LV: How do you balance the demands on your time and the opportunities that come your way with family time, time for yourself, time to workout, eating right, etc.?
AM: I have to admit that I often struggle with this. I have a bit of “Wonder Woman-want-to-be syndrome” (I made that name up but I think it says it all). In my head I can balance everything, but in reality we have 24 hours in a day and we do have to sleep whether we like it or not.
In the past couple years, I have been practicing this, for each opportunity that comes my way. I identify three criteria to decide what projects to take on:
1-The opportunity/project must fit into one of my six roles.
A few years ago I got a great tip from Trina Gray about defining six roles for ourselves. The roles can change over time, but we have time in our lives for only six roles. My six roles are 1-mom, 2-wife, 3-leader, 4-writer, 5-business owner, 6-wellness coach. This is how I decide to take on “opportunities.” I ask myself, “Does this “opportunity” fit into one of my six roles?”
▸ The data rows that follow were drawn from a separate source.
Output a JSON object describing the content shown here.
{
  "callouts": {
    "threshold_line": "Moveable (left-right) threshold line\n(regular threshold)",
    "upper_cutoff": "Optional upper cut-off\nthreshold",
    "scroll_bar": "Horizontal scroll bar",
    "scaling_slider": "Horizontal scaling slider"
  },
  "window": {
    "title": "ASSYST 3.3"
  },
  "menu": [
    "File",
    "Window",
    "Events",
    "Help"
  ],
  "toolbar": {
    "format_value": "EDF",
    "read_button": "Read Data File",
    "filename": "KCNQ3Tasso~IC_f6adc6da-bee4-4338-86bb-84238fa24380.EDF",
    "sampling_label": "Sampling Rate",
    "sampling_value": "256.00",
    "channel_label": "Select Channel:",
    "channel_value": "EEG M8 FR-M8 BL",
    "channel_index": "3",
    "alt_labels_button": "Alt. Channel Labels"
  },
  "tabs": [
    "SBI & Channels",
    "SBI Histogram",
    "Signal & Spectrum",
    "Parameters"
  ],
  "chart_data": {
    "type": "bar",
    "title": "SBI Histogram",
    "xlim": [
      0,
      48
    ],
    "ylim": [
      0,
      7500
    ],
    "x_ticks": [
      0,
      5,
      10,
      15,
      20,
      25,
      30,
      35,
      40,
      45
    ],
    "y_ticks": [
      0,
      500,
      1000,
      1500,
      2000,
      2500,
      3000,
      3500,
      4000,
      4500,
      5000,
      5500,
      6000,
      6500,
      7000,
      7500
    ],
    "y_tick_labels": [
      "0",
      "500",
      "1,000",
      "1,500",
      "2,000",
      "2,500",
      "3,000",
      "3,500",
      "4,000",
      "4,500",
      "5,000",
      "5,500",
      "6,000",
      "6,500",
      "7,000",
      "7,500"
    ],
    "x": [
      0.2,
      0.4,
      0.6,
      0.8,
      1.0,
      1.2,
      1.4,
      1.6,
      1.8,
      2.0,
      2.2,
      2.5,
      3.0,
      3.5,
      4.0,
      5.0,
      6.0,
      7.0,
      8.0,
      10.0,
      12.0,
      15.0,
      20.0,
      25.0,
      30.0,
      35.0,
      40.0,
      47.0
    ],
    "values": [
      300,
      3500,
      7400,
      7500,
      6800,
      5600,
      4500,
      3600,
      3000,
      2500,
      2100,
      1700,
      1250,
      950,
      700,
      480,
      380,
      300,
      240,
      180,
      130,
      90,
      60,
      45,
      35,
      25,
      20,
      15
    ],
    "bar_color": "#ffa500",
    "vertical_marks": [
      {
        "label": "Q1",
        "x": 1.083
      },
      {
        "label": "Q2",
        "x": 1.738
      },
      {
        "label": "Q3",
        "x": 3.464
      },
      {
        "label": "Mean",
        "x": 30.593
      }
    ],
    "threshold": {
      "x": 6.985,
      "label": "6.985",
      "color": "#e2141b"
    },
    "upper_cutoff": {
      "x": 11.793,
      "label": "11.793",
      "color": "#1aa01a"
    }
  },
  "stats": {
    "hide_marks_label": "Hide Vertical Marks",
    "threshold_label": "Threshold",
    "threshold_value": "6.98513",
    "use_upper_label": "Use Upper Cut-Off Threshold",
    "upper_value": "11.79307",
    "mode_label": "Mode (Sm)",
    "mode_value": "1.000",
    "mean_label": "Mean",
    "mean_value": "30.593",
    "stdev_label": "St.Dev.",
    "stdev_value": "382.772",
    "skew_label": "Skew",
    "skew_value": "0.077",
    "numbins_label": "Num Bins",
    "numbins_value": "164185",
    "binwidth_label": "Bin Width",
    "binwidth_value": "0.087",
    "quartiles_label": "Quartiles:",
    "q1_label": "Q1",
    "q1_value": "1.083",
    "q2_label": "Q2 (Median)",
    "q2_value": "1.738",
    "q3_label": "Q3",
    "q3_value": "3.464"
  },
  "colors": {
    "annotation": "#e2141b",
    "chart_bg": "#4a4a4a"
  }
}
2-The opportunity must be something that is within my niche, where I can make my highest contribution.
3- The opportunity must be something that if it didn't present itself to me—I would be willing to work very hard for the opportunity.
In Essentialism by Greg McKeown, he talks about focusing on only the top 10% of the opportunities that come our way. These questions help me differentiate myself and my business from other gyms, trainers and fitness professionals. These questions provide me boundaries and actually the freedom to keep redefining my niche. Because, I like everything! I love the fitness industry and it is very easy for me to get side-tracked with the newest, latest exciting piece of equipment, training methodology or business ideas which will lead me away from my niche. With questions like these, I have given myself the freedom to explore, but to stay focused within my niche. This way I become the best at what I do instead of a master of nothing!
Amanda Mittlemann, since the age of 5, has embraced her inner Wonder Woman and the role of superhero; sometimes by choice, but often by the trials of life circumstance. Like most superheroes, she’s used her weakness and frustration to fuel a passion to help others. She makes it her daily mission to be that one person her clients count on to “save the day,” helping them find their inner most (and often lost) superhero. With her relentless focus, passion and drive, we certainly haven’t seen the last of this modern-day superhero.
Company: Mo-Mentum Fitness
Title: Creator, CEO, personal trainer, leader, writer, wife, mom, GiGi
Education: BS - Human Development/Physiology; MS – Kinesiology/Exercise Science, California State University Long Beach
Favorite equipment: TRX
Awards: IDEA Personal Trainer of the Year: 2015 nominee, 2016 finalist
Favorite quote: Fate whispers to the warrior, “You cannot withstand the storm,” and the warrior whispers back, “I AM THE STORM.” -Josh Bowen (Buff Gandhi)